Oceanic Deposits
Ocean basins receive rock fragments of all sizes that have been either washed or blown off the land. These particles mix with the shells and bones of marine organisms that have sunk to the ocean bottom, and the accumulated mixture forms what we call sediment deposits. In addition to these two sources of sediments deposits, there is occasionally third source. In some locations where few other materials accumulate, chemical reactions in sea water produce particles that coat any hard surface on the bottom.
The fossils in these sediment deposits are important to us because they record Earth’s history of life in them. Comparable sedimentary rocks preserved on land record similar changes, including changes in Earth’s climate over billion of years.
Sediment deposits from the continents cover about one quarter of the ocean floor, with  accumulations thickest in marginal ocean basins. Although ocean margins account for only 2% of total ocean-floor surface area, the deposits on these margins contain about one-sixth of all oceanic sediment and are important sources of oil and gas.
Marine sediments occur in a broad range of sizes and types.  A scheme to classify marine sediments is by their origin was first proposed in 1891 by Sir John Murray and A.F. Renard after a thorough study of sediments collected during the Challenger Expedition. This scheme separates sediments into four categories by source: terrigenous, biogenous, hydrogenous (also called authigenic), and cosmogenous.

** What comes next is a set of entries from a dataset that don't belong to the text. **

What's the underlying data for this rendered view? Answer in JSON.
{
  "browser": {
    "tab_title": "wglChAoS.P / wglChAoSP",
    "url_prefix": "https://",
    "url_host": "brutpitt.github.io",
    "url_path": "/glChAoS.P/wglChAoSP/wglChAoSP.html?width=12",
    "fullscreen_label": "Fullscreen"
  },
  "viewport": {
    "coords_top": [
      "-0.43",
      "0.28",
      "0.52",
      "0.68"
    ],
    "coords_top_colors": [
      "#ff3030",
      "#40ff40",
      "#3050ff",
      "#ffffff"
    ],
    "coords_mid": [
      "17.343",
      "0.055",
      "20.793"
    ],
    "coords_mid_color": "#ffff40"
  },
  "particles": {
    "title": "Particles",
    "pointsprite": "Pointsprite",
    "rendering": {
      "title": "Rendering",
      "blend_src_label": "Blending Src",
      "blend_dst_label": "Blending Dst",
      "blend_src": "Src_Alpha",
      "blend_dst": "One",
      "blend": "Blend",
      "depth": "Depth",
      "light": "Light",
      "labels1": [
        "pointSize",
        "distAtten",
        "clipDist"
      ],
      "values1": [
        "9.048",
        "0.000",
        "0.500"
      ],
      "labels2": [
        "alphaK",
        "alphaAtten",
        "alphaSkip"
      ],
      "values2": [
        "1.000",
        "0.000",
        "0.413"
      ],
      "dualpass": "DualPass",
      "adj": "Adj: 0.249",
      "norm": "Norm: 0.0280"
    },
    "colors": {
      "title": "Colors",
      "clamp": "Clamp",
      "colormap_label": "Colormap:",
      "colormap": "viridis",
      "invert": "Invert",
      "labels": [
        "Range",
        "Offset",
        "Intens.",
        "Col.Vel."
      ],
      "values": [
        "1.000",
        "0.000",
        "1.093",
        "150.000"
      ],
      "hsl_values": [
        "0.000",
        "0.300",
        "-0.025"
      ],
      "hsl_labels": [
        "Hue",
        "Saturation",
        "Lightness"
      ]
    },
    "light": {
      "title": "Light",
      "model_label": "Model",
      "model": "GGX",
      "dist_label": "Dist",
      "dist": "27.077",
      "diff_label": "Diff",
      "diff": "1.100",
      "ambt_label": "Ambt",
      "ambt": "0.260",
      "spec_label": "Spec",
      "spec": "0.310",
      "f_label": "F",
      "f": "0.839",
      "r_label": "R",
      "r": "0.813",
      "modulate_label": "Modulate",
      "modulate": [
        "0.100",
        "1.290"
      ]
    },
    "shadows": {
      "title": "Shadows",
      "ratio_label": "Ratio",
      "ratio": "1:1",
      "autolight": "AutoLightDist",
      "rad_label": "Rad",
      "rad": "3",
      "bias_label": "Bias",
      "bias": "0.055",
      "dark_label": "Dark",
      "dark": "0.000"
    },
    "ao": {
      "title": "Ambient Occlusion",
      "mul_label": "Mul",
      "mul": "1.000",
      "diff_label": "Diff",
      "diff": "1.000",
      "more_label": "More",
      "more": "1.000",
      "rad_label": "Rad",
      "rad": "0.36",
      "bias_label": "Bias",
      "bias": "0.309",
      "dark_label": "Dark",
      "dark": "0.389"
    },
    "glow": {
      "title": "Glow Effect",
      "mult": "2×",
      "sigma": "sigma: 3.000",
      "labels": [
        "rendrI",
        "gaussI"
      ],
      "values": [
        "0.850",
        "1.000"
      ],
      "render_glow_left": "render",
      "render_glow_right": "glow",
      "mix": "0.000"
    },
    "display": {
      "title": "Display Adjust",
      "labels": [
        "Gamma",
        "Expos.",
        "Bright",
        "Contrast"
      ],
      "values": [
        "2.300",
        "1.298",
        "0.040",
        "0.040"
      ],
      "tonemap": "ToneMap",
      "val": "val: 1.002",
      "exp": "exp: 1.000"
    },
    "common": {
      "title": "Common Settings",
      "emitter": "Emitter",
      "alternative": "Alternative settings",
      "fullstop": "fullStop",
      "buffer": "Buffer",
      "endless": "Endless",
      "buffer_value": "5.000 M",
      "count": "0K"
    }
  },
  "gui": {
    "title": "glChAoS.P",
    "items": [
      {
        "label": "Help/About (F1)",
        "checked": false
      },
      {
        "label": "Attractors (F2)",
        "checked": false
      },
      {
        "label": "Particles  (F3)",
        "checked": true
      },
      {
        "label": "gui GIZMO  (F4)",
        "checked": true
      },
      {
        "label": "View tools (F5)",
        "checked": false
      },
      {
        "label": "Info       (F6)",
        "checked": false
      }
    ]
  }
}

Terrigenous Sediments are the most abundant. As the name implies, terrigenous sediment originates on the continents or on islands near them. The rocks of earth’s crust are made up of minerals, inorganic crystalline materials with specific chemical compositions. The texture of igneous rocks – rocks that crystallize from magma – is by how rapidly they cool. Igneous rocks that cool rapidly, such as the basalt that forms the ocean floor at spreading centers or pours from volcanic vents on land, solidify so quickly that obvious crystals do not have a chance to form. Igneous rocks that cool very slowly, as would occur in masses rising from a subducted lithospheric plate, solidify very slowly and form large crystals. Nearly all terrigenous sediments are derived directly or indirectly from these crystals.
Biogenous Sediments are the next most abundant marine sediment. The siliceous (silicon-containing) and calcareous (calcium carbonate – containing) compounds that make up these sediments of biological origin were originally brought to the ocean in solution by rivers or dissolved in the ocean at mid-ocean ridges. The siliceous and calcareous materials were then extracted from the seawater by the normal activity of tiny plants and animals to build protective shells and skeletons. Some of this sediment derives from larger mollusk shells or from stationary colonial animals such as corals, but most of the organisms that produce biogenous sediments drift free in the water as plankton. After the death of their owners, the hard structures fall slowly to the bottom and accumulate in layers. Biogenous sediments are most abundant where ample nutrients encourage high biological productivity, usually near continental margins. Over millions of years, organic molecules within these sediments can form oil and natural gas. Biogenous sediments cover a larger percentage of the area of the ocean floor than terrigenous sediments, but the terrigenous sediments dominate in total volume.  
Deep-ocean sediment containing at least 30% biogenous material is called an ooze (surely one of the most descriptive terms in the marine sciences). Oozes are named after the dominant remanent organism constituting them. The organisms contributing their remains to deep-sea oozes are small, single-celled, drifting, plantlike organism and the single-celled animals that feed on them. The hard shells and skeletal remains of these creatures are of relatively dense glasslike silica or calcium carbonate (limy) substances. When these organisms die, their shells settle slowly toward the bottom, mingle with fine-grained terrigenous sits and clays, and accumulate as ooze. The silica-rich residues give rise to siliceous ooze, the calcium-containing material to